Is JJAC’s campaign likely to benefit Mizrahi/Sephardic Jews who suffered property losses when they left the Arab world? Is this even its intent? An “even exchange of populations and property” would leave claimants on all sides with nothing, except perhaps the possibility of seeking compensation from an international fund that does not yet exist. In fact, few efforts have been made over the decades by Israel or Jewish organizations to press for Mizrahi/Sephardic property compensation. This comes in marked contrast to efforts to obtain compensation, restitution, and reparations for European Holocaust survivors and heirs. In fact, individual ex-Arab Jews have on occasion sought compensation or restitution on their own, usually by appealing to Arab and foreign courts. Some in Israel have even sued their own government to force it to act on their behalf; one such case is before the High Court of Justice at this time. Throughout, however, no largely compensation has been paid, nor has any party pushed hard for Mizrahi/Sephardic compensation. Even now that JJAC and others are raising the issue of ex-Arab Jews, they, too, refrain from raising specific demands for compensation.
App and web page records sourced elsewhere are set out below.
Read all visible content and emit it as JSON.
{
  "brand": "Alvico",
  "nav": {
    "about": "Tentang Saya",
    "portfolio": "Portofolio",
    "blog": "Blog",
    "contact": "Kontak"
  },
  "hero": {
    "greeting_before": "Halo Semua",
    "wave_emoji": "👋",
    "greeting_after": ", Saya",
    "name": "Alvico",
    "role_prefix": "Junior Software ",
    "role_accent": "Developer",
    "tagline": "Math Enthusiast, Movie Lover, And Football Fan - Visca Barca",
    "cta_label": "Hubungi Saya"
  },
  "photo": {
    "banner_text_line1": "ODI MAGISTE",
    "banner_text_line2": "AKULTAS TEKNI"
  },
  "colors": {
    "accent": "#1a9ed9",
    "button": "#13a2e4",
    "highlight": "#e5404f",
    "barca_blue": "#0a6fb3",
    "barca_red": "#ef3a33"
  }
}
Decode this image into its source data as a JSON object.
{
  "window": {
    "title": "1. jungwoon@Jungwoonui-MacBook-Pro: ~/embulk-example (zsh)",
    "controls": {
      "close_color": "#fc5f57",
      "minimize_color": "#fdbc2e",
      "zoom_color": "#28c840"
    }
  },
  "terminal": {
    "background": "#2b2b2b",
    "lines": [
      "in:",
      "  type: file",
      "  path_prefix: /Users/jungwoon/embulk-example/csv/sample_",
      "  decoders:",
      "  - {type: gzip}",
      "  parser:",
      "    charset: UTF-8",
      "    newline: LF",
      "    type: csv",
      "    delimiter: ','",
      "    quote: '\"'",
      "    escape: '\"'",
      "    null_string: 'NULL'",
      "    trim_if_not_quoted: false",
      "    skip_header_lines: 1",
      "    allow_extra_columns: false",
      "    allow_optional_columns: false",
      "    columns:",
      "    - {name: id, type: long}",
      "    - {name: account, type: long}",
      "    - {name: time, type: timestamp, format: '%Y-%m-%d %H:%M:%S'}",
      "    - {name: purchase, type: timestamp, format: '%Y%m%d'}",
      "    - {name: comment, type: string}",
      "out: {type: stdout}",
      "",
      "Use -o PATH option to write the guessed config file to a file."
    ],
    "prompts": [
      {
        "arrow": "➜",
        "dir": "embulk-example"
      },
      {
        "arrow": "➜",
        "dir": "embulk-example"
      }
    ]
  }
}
Is it then proper for JJAC, Israel, or any one else, to use Jewish property losses as a bargaining chip in negotiations with the Palestinians instead of demanding compensation? Why have they not championed compensation and restitution, as was done for Holocaust survivors and heirs? Have the groups bothered to ask ex-Arab Jews who should press their claims, and in what manner? Such questions are not simply political; they go to the heart of healing the wounds of Mizrahi/Sephardic history. Can justice truly be served, can recognition of Jewish suffering and loss truly be obtained, and can healing and renewal truly be achieved, if Jewish claims for dispossession at the hands of Arab regimes are not laid at the doorstep of the responsible parties, but rather used to deflect the claims and narrative of a third party? And if in the end, neither Palestinians nor Jews from Arab countries receive compensation and proper recognition, but find their grievances canceling each other out by groups and negotiators, can true Arab-Israeli healing and reconciliation occur?
Whether part of Arab-Israeli diplomacy or not, whether on their own, or in groups, or through the agency of Israel and others, Jews who left Arab countries must come to feel that their grievances are heard and addressed in a way that is acceptable to them if the wounds of Mizrahi/Sephardic historical memory are to be healed. Resolving these claims and healing this memory will go far toward creating better relations between Jews of Middle Eastern and North African descent and their Ashkenazic fellow citizens of Israel, between Israelis and their Palestinian neighbors, and between Jews and Arabs throughout the Middle East.